■ Work instruction: Every record is to be printed exactly as it appears.

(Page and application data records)

= = =

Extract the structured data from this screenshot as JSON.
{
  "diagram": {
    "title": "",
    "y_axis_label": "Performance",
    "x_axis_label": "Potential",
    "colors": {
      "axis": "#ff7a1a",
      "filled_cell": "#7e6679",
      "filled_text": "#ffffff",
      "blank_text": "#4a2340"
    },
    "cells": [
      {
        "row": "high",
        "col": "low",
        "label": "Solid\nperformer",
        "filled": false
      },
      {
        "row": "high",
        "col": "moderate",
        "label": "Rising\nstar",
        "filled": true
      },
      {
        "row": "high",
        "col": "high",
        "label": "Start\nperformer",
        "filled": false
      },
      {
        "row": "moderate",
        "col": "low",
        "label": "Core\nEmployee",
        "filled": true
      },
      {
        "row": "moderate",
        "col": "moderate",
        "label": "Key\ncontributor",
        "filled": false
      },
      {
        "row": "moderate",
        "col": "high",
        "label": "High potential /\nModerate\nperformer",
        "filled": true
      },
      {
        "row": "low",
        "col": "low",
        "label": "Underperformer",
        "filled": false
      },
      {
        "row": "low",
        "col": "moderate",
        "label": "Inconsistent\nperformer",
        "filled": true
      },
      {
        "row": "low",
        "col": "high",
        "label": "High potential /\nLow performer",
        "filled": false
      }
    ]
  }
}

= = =

■ Answer below:
Extract the structured data from this screenshot as JSON.
{
  "diagram": {
    "title": "",
    "y_axis_label": "Performance",
    "x_axis_label": "Potential",
    "colors": {
      "axis": "#ff7a1a",
      "filled_cell": "#7e6679",
      "filled_text": "#ffffff",
      "blank_text": "#4a2340"
    },
    "cells": [
      {
        "row": "high",
        "col": "low",
        "label": "Solid\nperformer",
        "filled": false
      },
      {
        "row": "high",
        "col": "moderate",
        "label": "Rising\nstar",
        "filled": true
      },
      {
        "row": "high",
        "col": "high",
        "label": "Start\nperformer",
        "filled": false
      },
      {
        "row": "moderate",
        "col": "low",
        "label": "Core\nEmployee",
        "filled": true
      },
      {
        "row": "moderate",
        "col": "moderate",
        "label": "Key\ncontributor",
        "filled": false
      },
      {
        "row": "moderate",
        "col": "high",
        "label": "High potential /\nModerate\nperformer",
        "filled": true
      },
      {
        "row": "low",
        "col": "low",
        "label": "Underperformer",
        "filled": false
      },
      {
        "row": "low",
        "col": "moderate",
        "label": "Inconsistent\nperformer",
        "filled": true
      },
      {
        "row": "low",
        "col": "high",
        "label": "High potential /\nLow performer",
        "filled": false
      }
    ]
  }
}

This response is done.